WORK INSTRUCTIONS
In full and word for word, copy the listing; no pictures belong in the copy.

[DATA SUPPLIED — start]

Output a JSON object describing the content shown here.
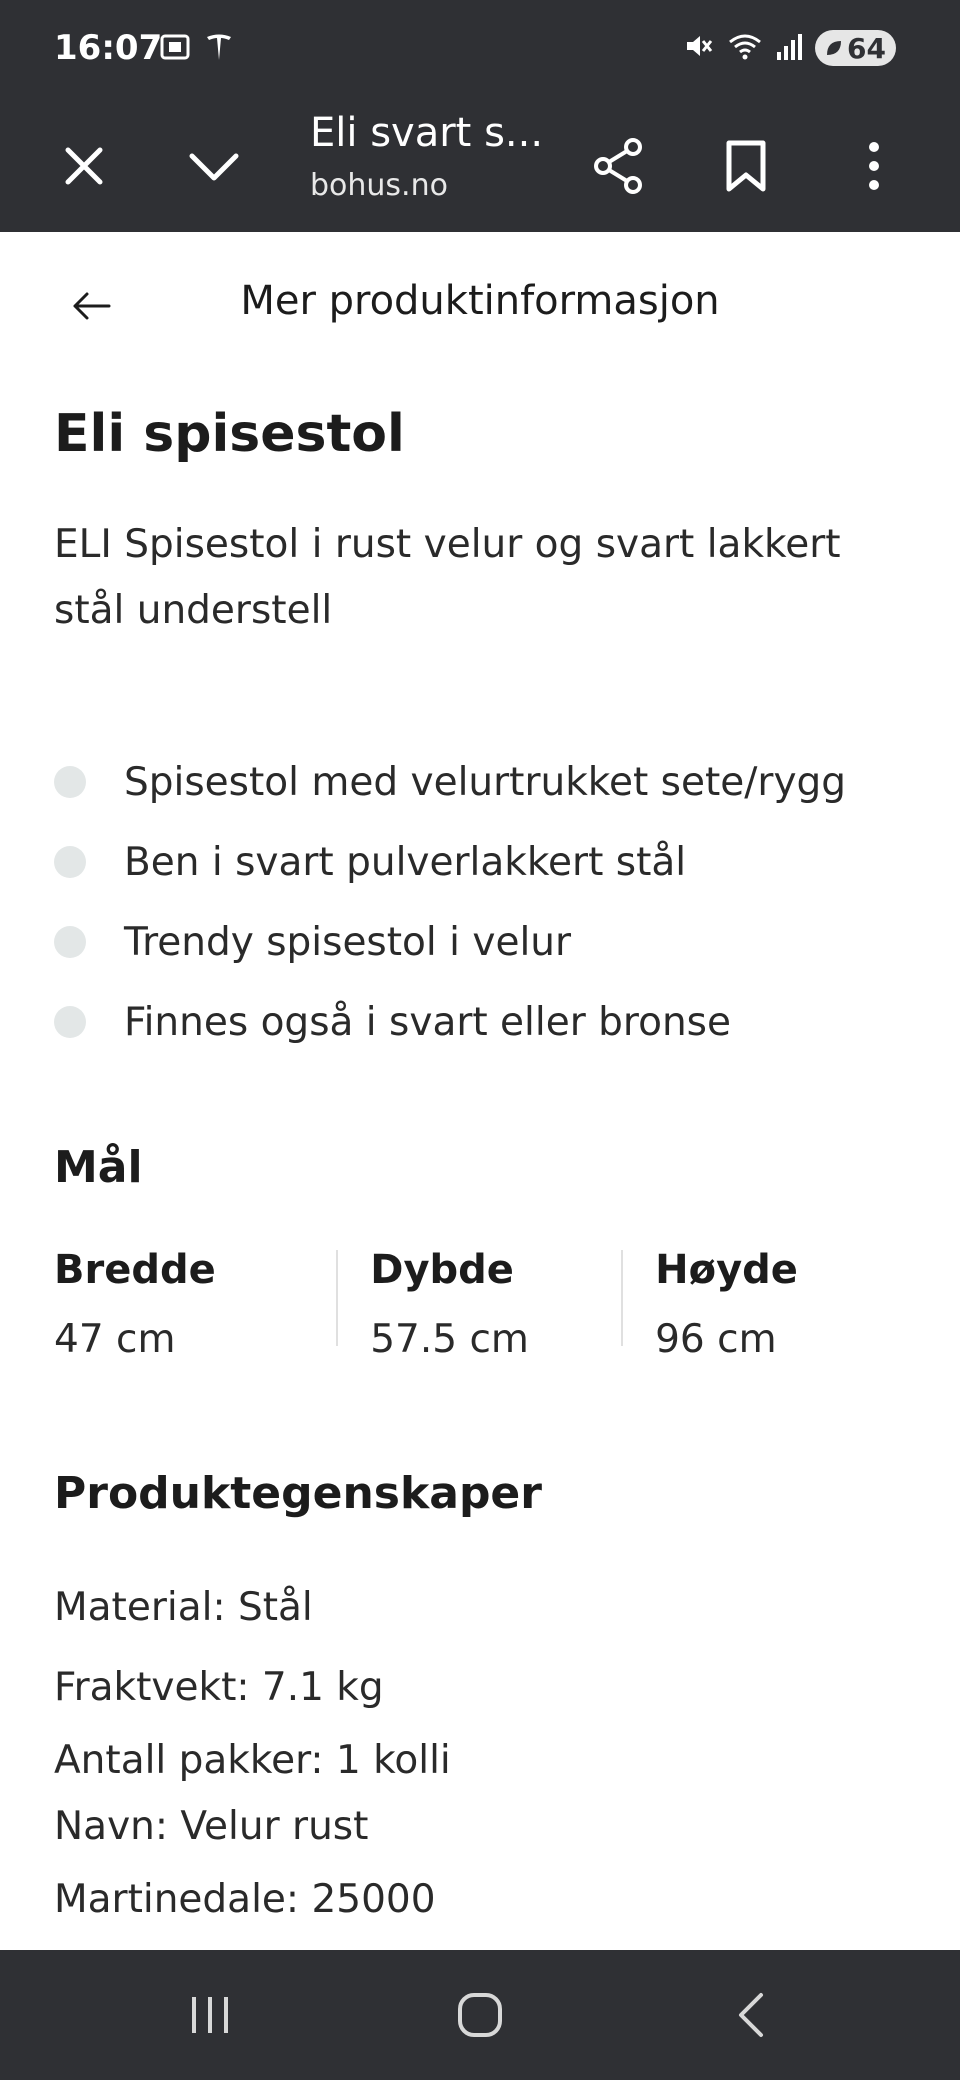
{
  "status_bar": {
    "time": "16:07",
    "battery": "64",
    "icons": [
      "screenshot-icon",
      "tesla-icon",
      "mute-icon",
      "wifi-icon",
      "signal-icon",
      "battery-icon"
    ]
  },
  "browser": {
    "tab_title": "Eli svart s...",
    "url": "bohus.no",
    "icons": [
      "close-icon",
      "chevron-down-icon",
      "share-icon",
      "bookmark-icon",
      "more-vert-icon"
    ]
  },
  "page_header": {
    "title": "Mer produktinformasjon"
  },
  "product": {
    "title": "Eli spisestol",
    "description": "ELI Spisestol i rust velur og svart lakkert stål understell",
    "bullets": [
      "Spisestol med velurtrukket sete/rygg",
      "Ben i svart pulverlakkert stål",
      "Trendy spisestol i velur",
      "Finnes også i svart eller bronse"
    ]
  },
  "measurements": {
    "title": "Mål",
    "items": [
      {
        "label": "Bredde",
        "value": "47 cm"
      },
      {
        "label": "Dybde",
        "value": "57.5 cm"
      },
      {
        "label": "Høyde",
        "value": "96 cm"
      }
    ]
  },
  "properties": {
    "title": "Produktegenskaper",
    "items": [
      "Material: Stål",
      "Fraktvekt: 7.1 kg",
      "Antall pakker: 1 kolli",
      "Navn: Velur rust",
      "Martinedale: 25000"
    ]
  },
  "nav_bar": {
    "icons": [
      "recents-icon",
      "home-icon",
      "back-icon"
    ]
  },
  "colors": {
    "bars": "#2f3034",
    "text": "#1c1c1c",
    "bullet": "#e3e7e7"
  }
}
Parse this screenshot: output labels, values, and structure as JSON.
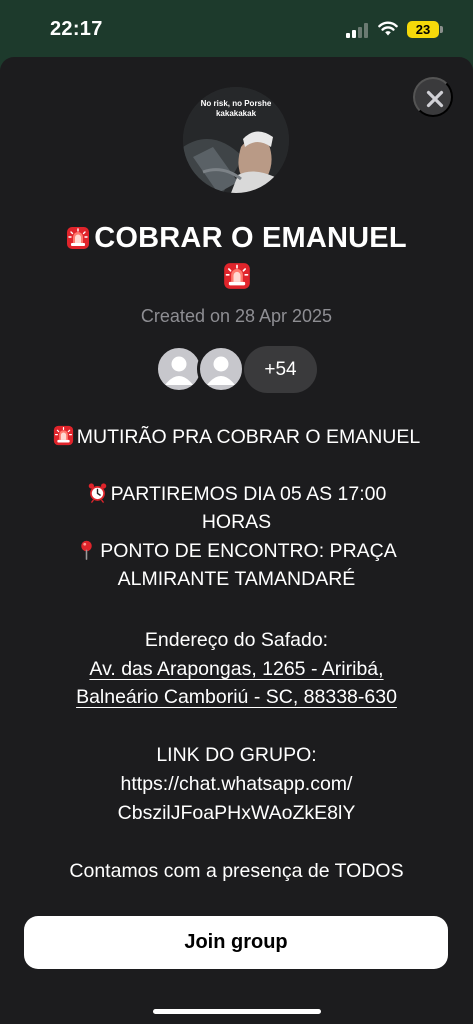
{
  "status_bar": {
    "time": "22:17",
    "battery_level": "23",
    "icons": [
      "signal-icon",
      "wifi-icon",
      "battery-icon"
    ]
  },
  "group": {
    "avatar_caption": "No risk, no Porshe kakakakak",
    "title_line1": "COBRAR O EMANUEL",
    "created": "Created on 28 Apr 2025",
    "member_count": "+54",
    "description": [
      {
        "key": "l1",
        "text": "MUTIRÃO PRA COBRAR O EMANUEL",
        "icon": "siren-icon"
      },
      {
        "key": "l2",
        "text": "PARTIREMOS DIA 05 AS 17:00",
        "icon": "alarm-clock-icon"
      },
      {
        "key": "l3",
        "text": "HORAS"
      },
      {
        "key": "l4",
        "text": "PONTO DE ENCONTRO: PRAÇA",
        "icon": "pin-icon"
      },
      {
        "key": "l5",
        "text": "ALMIRANTE TAMANDARÉ"
      },
      {
        "key": "l6",
        "text": "Endereço do Safado:"
      },
      {
        "key": "l7",
        "text": "Av. das Arapongas, 1265 - Ariribá,"
      },
      {
        "key": "l8",
        "text": "Balneário Camboriú - SC, 88338-630"
      },
      {
        "key": "l9",
        "text": "LINK DO GRUPO:"
      },
      {
        "key": "l10",
        "text": "https://chat.whatsapp.com/"
      },
      {
        "key": "l11",
        "text": "CbszilJFoaPHxWAoZkE8lY"
      },
      {
        "key": "l12",
        "text": "Contamos com a presença de TODOS"
      }
    ]
  },
  "actions": {
    "join_label": "Join group",
    "close_icon": "close-icon"
  },
  "colors": {
    "sheet_background": "#1c1c1e",
    "backdrop": "#1d3a2c",
    "secondary_text": "#8e8e93",
    "button_background": "#ffffff",
    "siren_red": "#e0242b"
  }
}
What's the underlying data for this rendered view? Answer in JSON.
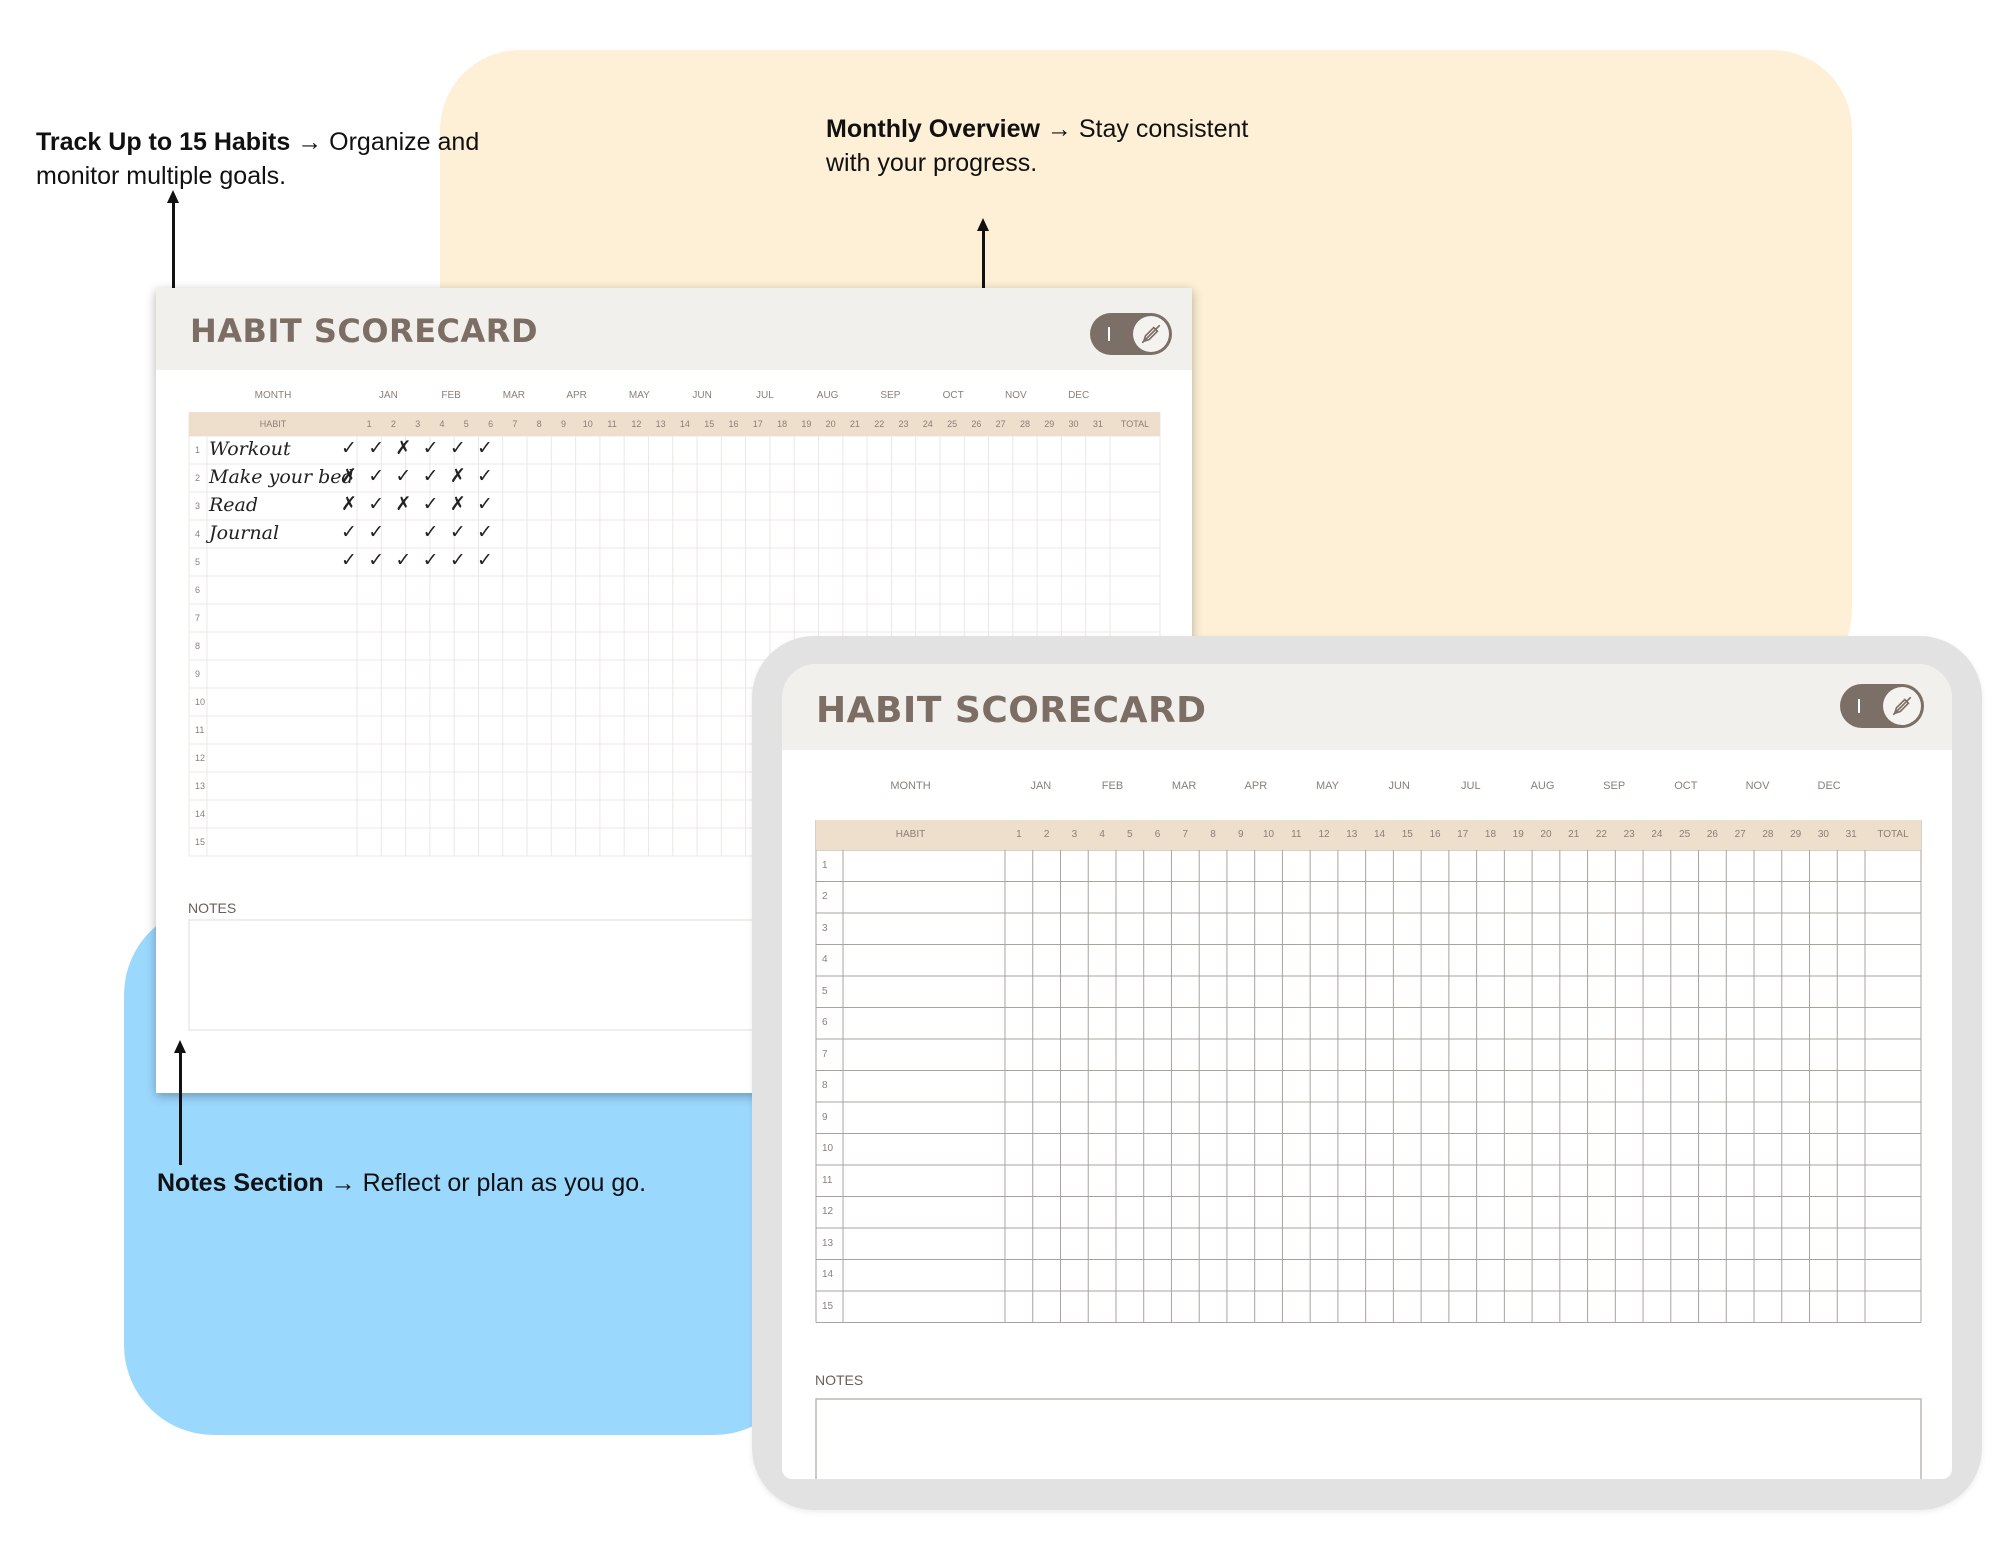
{
  "callouts": {
    "habits": {
      "bold": "Track Up to 15 Habits",
      "rest": " → Organize and monitor multiple goals."
    },
    "overview": {
      "bold": "Monthly Overview",
      "rest": " → Stay consistent with your progress."
    },
    "notes": {
      "bold": "Notes Section",
      "rest": " → Reflect or plan as you go."
    }
  },
  "scorecard": {
    "title": "HABIT SCORECARD",
    "month_label": "MONTH",
    "habit_label": "HABIT",
    "total_label": "TOTAL",
    "notes_label": "NOTES",
    "months": [
      "JAN",
      "FEB",
      "MAR",
      "APR",
      "MAY",
      "JUN",
      "JUL",
      "AUG",
      "SEP",
      "OCT",
      "NOV",
      "DEC"
    ],
    "days": [
      "1",
      "2",
      "3",
      "4",
      "5",
      "6",
      "7",
      "8",
      "9",
      "10",
      "11",
      "12",
      "13",
      "14",
      "15",
      "16",
      "17",
      "18",
      "19",
      "20",
      "21",
      "22",
      "23",
      "24",
      "25",
      "26",
      "27",
      "28",
      "29",
      "30",
      "31"
    ],
    "rows": [
      "1",
      "2",
      "3",
      "4",
      "5",
      "6",
      "7",
      "8",
      "9",
      "10",
      "11",
      "12",
      "13",
      "14",
      "15"
    ]
  },
  "filled_habits": [
    {
      "name": "Workout",
      "marks": [
        "✓",
        "✓",
        "✗",
        "✓",
        "✓",
        "✓"
      ]
    },
    {
      "name": "Make your bed",
      "marks": [
        "✗",
        "✓",
        "✓",
        "✓",
        "✗",
        "✓"
      ]
    },
    {
      "name": "Read",
      "marks": [
        "✗",
        "✓",
        "✗",
        "✓",
        "✗",
        "✓"
      ]
    },
    {
      "name": "Journal",
      "marks": [
        "✓",
        "✓",
        "",
        "✓",
        "✓",
        "✓"
      ]
    },
    {
      "name": "",
      "marks": [
        "✓",
        "✓",
        "✓",
        "✓",
        "✓",
        "✓"
      ]
    }
  ],
  "icons": {
    "toggle": "pencil-off-icon"
  },
  "colors": {
    "title": "#7c6e64",
    "band": "#eddfcc",
    "header_bg": "#f2f0ec",
    "yellow": "#fdf0d6",
    "blue": "#9bd8fe",
    "toggle": "#7b6f67"
  }
}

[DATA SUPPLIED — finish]

RESULT OF THE EXERCISE
Output a JSON object describing the content shown here.
{
  "status_bar": {
    "time": "16:07",
    "battery": "64",
    "icons": [
      "screenshot-icon",
      "tesla-icon",
      "mute-icon",
      "wifi-icon",
      "signal-icon",
      "battery-icon"
    ]
  },
  "browser": {
    "tab_title": "Eli svart s...",
    "url": "bohus.no",
    "icons": [
      "close-icon",
      "chevron-down-icon",
      "share-icon",
      "bookmark-icon",
      "more-vert-icon"
    ]
  },
  "page_header": {
    "title": "Mer produktinformasjon"
  },
  "product": {
    "title": "Eli spisestol",
    "description": "ELI Spisestol i rust velur og svart lakkert stål understell",
    "bullets": [
      "Spisestol med velurtrukket sete/rygg",
      "Ben i svart pulverlakkert stål",
      "Trendy spisestol i velur",
      "Finnes også i svart eller bronse"
    ]
  },
  "measurements": {
    "title": "Mål",
    "items": [
      {
        "label": "Bredde",
        "value": "47 cm"
      },
      {
        "label": "Dybde",
        "value": "57.5 cm"
      },
      {
        "label": "Høyde",
        "value": "96 cm"
      }
    ]
  },
  "properties": {
    "title": "Produktegenskaper",
    "items": [
      "Material: Stål",
      "Fraktvekt: 7.1 kg",
      "Antall pakker: 1 kolli",
      "Navn: Velur rust",
      "Martinedale: 25000"
    ]
  },
  "nav_bar": {
    "icons": [
      "recents-icon",
      "home-icon",
      "back-icon"
    ]
  },
  "colors": {
    "bars": "#2f3034",
    "text": "#1c1c1c",
    "bullet": "#e3e7e7"
  }
}
Parse this screenshot: output labels, values, and structure as JSON.
{
  "status_bar": {
    "time": "22:17",
    "battery_level": "23",
    "icons": [
      "signal-icon",
      "wifi-icon",
      "battery-icon"
    ]
  },
  "group": {
    "avatar_caption": "No risk, no Porshe kakakakak",
    "title_line1": "COBRAR O EMANUEL",
    "created": "Created on 28 Apr 2025",
    "member_count": "+54",
    "description": [
      {
        "key": "l1",
        "text": "MUTIRÃO PRA COBRAR O EMANUEL",
        "icon": "siren-icon"
      },
      {
        "key": "l2",
        "text": "PARTIREMOS DIA 05 AS 17:00",
        "icon": "alarm-clock-icon"
      },
      {
        "key": "l3",
        "text": "HORAS"
      },
      {
        "key": "l4",
        "text": "PONTO DE ENCONTRO: PRAÇA",
        "icon": "pin-icon"
      },
      {
        "key": "l5",
        "text": "ALMIRANTE TAMANDARÉ"
      },
      {
        "key": "l6",
        "text": "Endereço do Safado:"
      },
      {
        "key": "l7",
        "text": "Av. das Arapongas, 1265 - Ariribá,"
      },
      {
        "key": "l8",
        "text": "Balneário Camboriú - SC, 88338-630"
      },
      {
        "key": "l9",
        "text": "LINK DO GRUPO:"
      },
      {
        "key": "l10",
        "text": "https://chat.whatsapp.com/"
      },
      {
        "key": "l11",
        "text": "CbszilJFoaPHxWAoZkE8lY"
      },
      {
        "key": "l12",
        "text": "Contamos com a presença de TODOS"
      }
    ]
  },
  "actions": {
    "join_label": "Join group",
    "close_icon": "close-icon"
  },
  "colors": {
    "sheet_background": "#1c1c1e",
    "backdrop": "#1d3a2c",
    "secondary_text": "#8e8e93",
    "button_background": "#ffffff",
    "siren_red": "#e0242b"
  }
}
What's the underlying data for this rendered view? Answer in JSON.
{
  "callouts": {
    "habits": {
      "bold": "Track Up to 15 Habits",
      "rest": " → Organize and monitor multiple goals."
    },
    "overview": {
      "bold": "Monthly Overview",
      "rest": " → Stay consistent with your progress."
    },
    "notes": {
      "bold": "Notes Section",
      "rest": " → Reflect or plan as you go."
    }
  },
  "scorecard": {
    "title": "HABIT SCORECARD",
    "month_label": "MONTH",
    "habit_label": "HABIT",
    "total_label": "TOTAL",
    "notes_label": "NOTES",
    "months": [
      "JAN",
      "FEB",
      "MAR",
      "APR",
      "MAY",
      "JUN",
      "JUL",
      "AUG",
      "SEP",
      "OCT",
      "NOV",
      "DEC"
    ],
    "days": [
      "1",
      "2",
      "3",
      "4",
      "5",
      "6",
      "7",
      "8",
      "9",
      "10",
      "11",
      "12",
      "13",
      "14",
      "15",
      "16",
      "17",
      "18",
      "19",
      "20",
      "21",
      "22",
      "23",
      "24",
      "25",
      "26",
      "27",
      "28",
      "29",
      "30",
      "31"
    ],
    "rows": [
      "1",
      "2",
      "3",
      "4",
      "5",
      "6",
      "7",
      "8",
      "9",
      "10",
      "11",
      "12",
      "13",
      "14",
      "15"
    ]
  },
  "filled_habits": [
    {
      "name": "Workout",
      "marks": [
        "✓",
        "✓",
        "✗",
        "✓",
        "✓",
        "✓"
      ]
    },
    {
      "name": "Make your bed",
      "marks": [
        "✗",
        "✓",
        "✓",
        "✓",
        "✗",
        "✓"
      ]
    },
    {
      "name": "Read",
      "marks": [
        "✗",
        "✓",
        "✗",
        "✓",
        "✗",
        "✓"
      ]
    },
    {
      "name": "Journal",
      "marks": [
        "✓",
        "✓",
        "",
        "✓",
        "✓",
        "✓"
      ]
    },
    {
      "name": "",
      "marks": [
        "✓",
        "✓",
        "✓",
        "✓",
        "✓",
        "✓"
      ]
    }
  ],
  "icons": {
    "toggle": "pencil-off-icon"
  },
  "colors": {
    "title": "#7c6e64",
    "band": "#eddfcc",
    "header_bg": "#f2f0ec",
    "yellow": "#fdf0d6",
    "blue": "#9bd8fe",
    "toggle": "#7b6f67"
  }
}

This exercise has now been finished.